Many people focus on investment returns and how much money they will have when they retire. There are countless articles and countless “retirement calculators” to choose from. And with people getting pounded in various media sources about how much they have NOT saved for retirement, and how they will be eating dog food because their health care costs are going to eat all of their savings, we can easily see why people are depressed about this topic.
Because face it, based on typical calculations and projections, a very large chunk of Americans will not have enough for their fantasy retirement.
So what can people do? One thing I argue they do is to put as much energy in keeping living costs lower as they do in trying to boost retirement returns (let’s face it, many people focus TOO much on investment returns, often trying to squeeze more retirement money out of a small monthly savings plan, when they should be SAVING MORE). A cost reduction provides many benefits. Here are a few:
- cost reductions are often an after tax savings so any reductions provide $1 for $1 increases in retirement disposable income
- cost reductions build in INFLATION ADJUSTMENTS AUTOMATICALLY because there is no cost that inflates every year
- some provide tax credits and benefits and may even make money (think solar electricity)
- And some offer better almost guaranteed rates of return than other investments
Just think – a $150/month electric bill could be eliminated with an investment in solar.
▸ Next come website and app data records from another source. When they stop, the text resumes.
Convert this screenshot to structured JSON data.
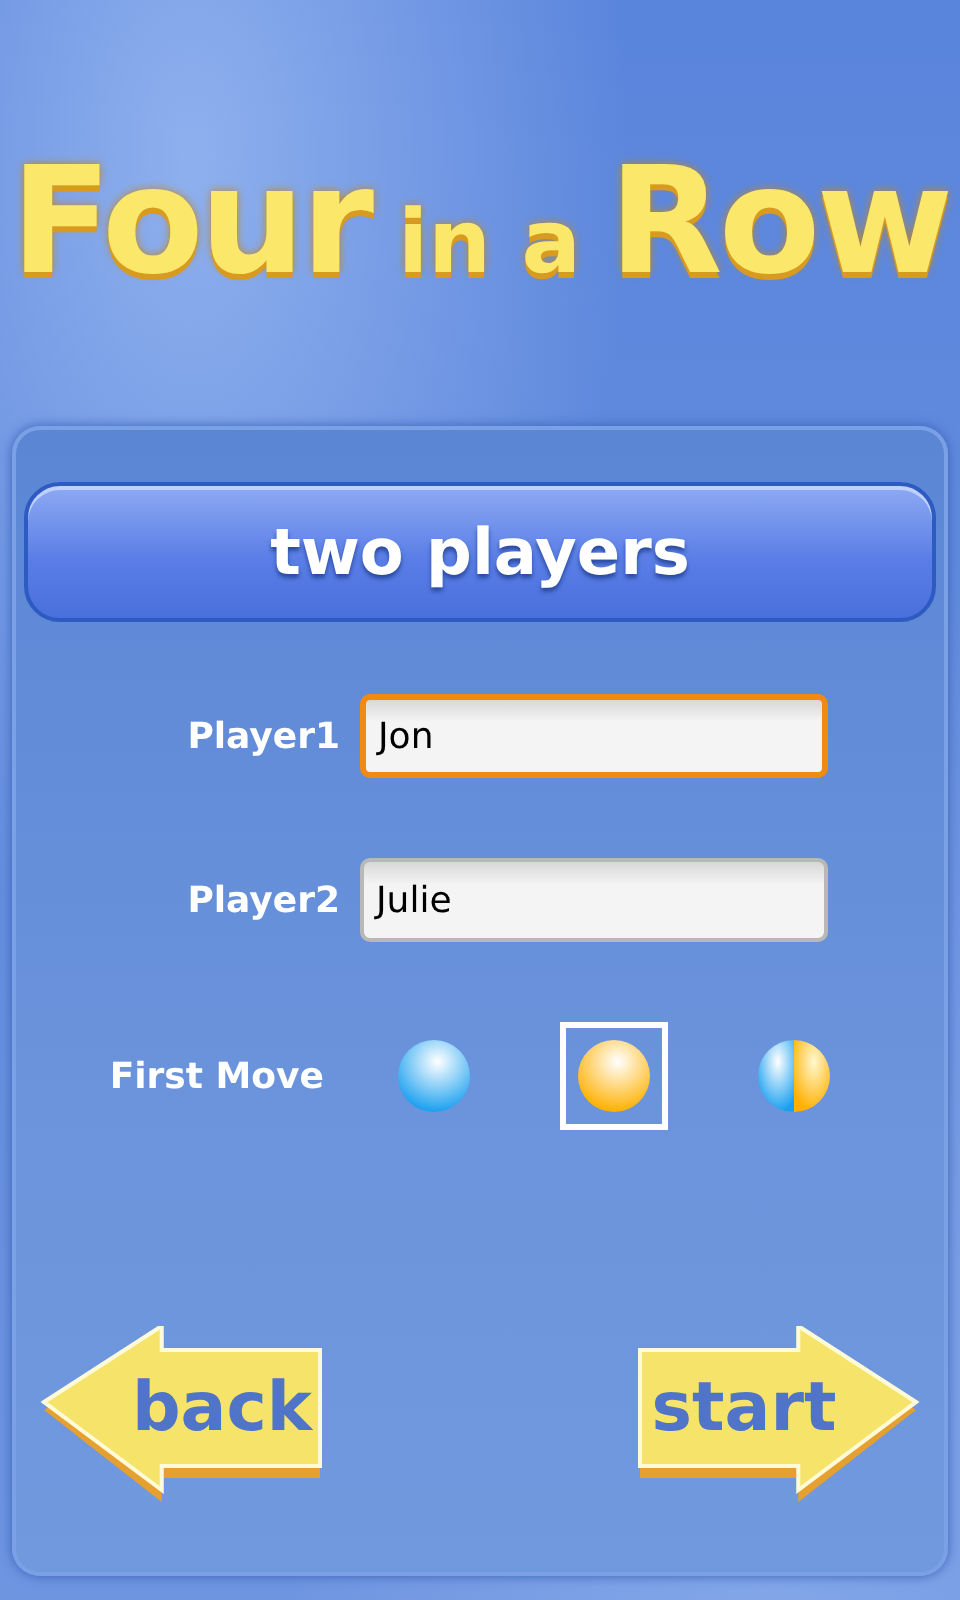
{
  "title": [
    {
      "text": "Four",
      "kind": "big"
    },
    {
      "text": "in a",
      "kind": "small"
    },
    {
      "text": "Row",
      "kind": "big"
    }
  ],
  "mode_button": "two players",
  "players": [
    {
      "label": "Player1",
      "value": "Jon",
      "focused": true
    },
    {
      "label": "Player2",
      "value": "Julie",
      "focused": false
    }
  ],
  "first_move": {
    "label": "First Move",
    "options": [
      {
        "kind": "blue",
        "selected": false
      },
      {
        "kind": "yellow",
        "selected": true
      },
      {
        "kind": "random",
        "selected": false
      }
    ]
  },
  "back_button": "back",
  "start_button": "start"
}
I have seen a number of solar conversion analyses that offer a much higher RoR (rate of return) than stocks have given, especially if the tax credit is included. Also, that $150 electric bill could creep up every year as the utility company raises rates. That cost inflation would be eliminated. And that would be $150 back in your pocket monthly.
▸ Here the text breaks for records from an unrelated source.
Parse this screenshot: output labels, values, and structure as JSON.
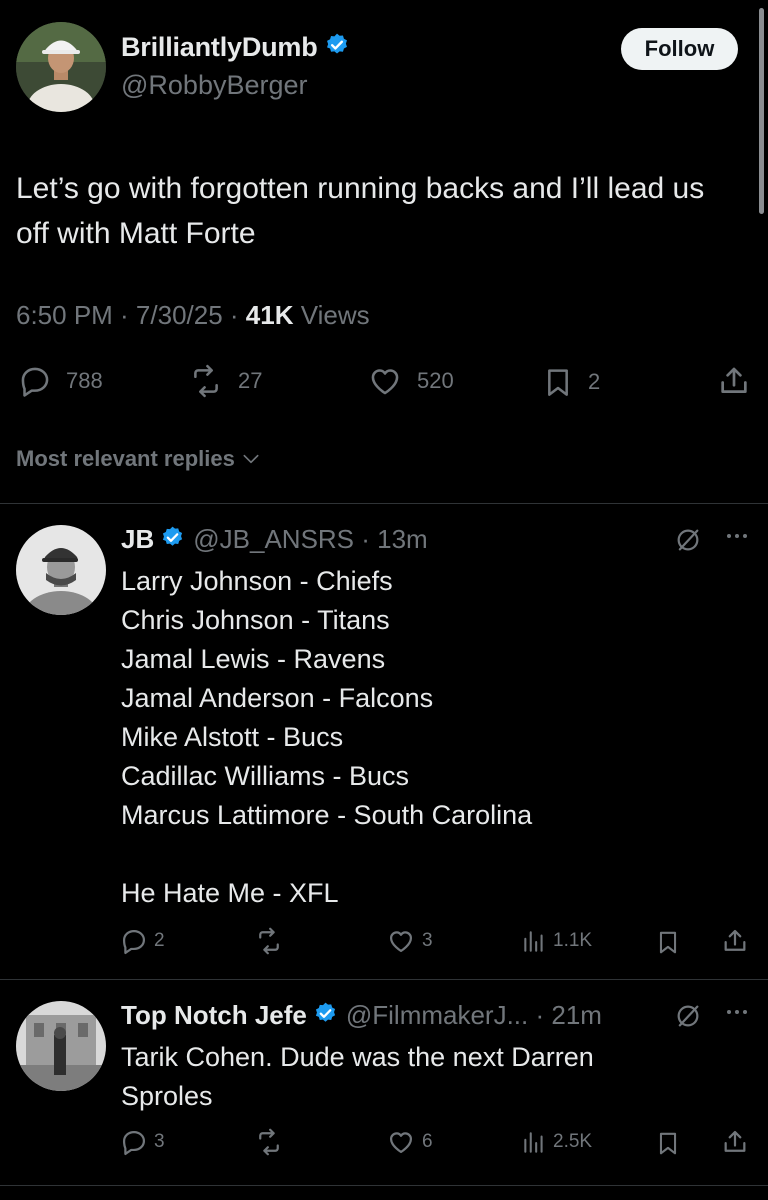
{
  "tweet": {
    "display_name": "BrilliantlyDumb",
    "handle": "@RobbyBerger",
    "follow_label": "Follow",
    "text": "Let’s go with forgotten running backs and I’ll lead us off with Matt Forte",
    "time": "6:50 PM · 7/30/25 · ",
    "views_count": "41K",
    "views_label": " Views",
    "stats": {
      "replies": "788",
      "reposts": "27",
      "likes": "520",
      "bookmarks": "2"
    }
  },
  "sort_label": "Most relevant replies",
  "replies": [
    {
      "display_name": "JB",
      "handle": "@JB_ANSRS · 13m",
      "text": "Larry Johnson - Chiefs\nChris Johnson - Titans\nJamal Lewis - Ravens\nJamal Anderson - Falcons\nMike Alstott - Bucs\nCadillac Williams - Bucs\nMarcus Lattimore - South Carolina\n\nHe Hate Me - XFL",
      "stats": {
        "replies": "2",
        "reposts": "",
        "likes": "3",
        "views": "1.1K"
      }
    },
    {
      "display_name": "Top Notch Jefe",
      "handle": "@FilmmakerJ... · 21m",
      "text": "Tarik Cohen. Dude was the next Darren Sproles",
      "stats": {
        "replies": "3",
        "reposts": "",
        "likes": "6",
        "views": "2.5K"
      }
    }
  ],
  "colors": {
    "background": "#000000",
    "text": "#e7e9ea",
    "muted": "#71767b",
    "verified": "#1d9bf0",
    "divider": "#2f3336"
  },
  "icons": [
    "verified-badge-icon",
    "reply-icon",
    "repost-icon",
    "like-icon",
    "bookmark-icon",
    "share-icon",
    "views-icon",
    "chevron-down-icon",
    "grok-icon",
    "more-icon"
  ]
}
Other ideas include downsizing to a warmer state (avoiding heating bills), moving to a place with well water (avoid water bills), and moving to lower tax locales (taxes seem to ALWAYS INFLATE). Of course some people don’t want to move but this article is not for stubborn people. It’s for people that want to take action to enjoy a comfortable life without being a slave to bills.
And this doesn’t apply to just retirees. Younger people can make these decisions too. Keeping home size manageable, keeping expenses lower (no big car payments!), and making other small money decisions that add up (groceries, phone bills, luxuries, etc) all contribute.
Here’s another article I wrote outlining some problems in the world and some possible action items to keep costs low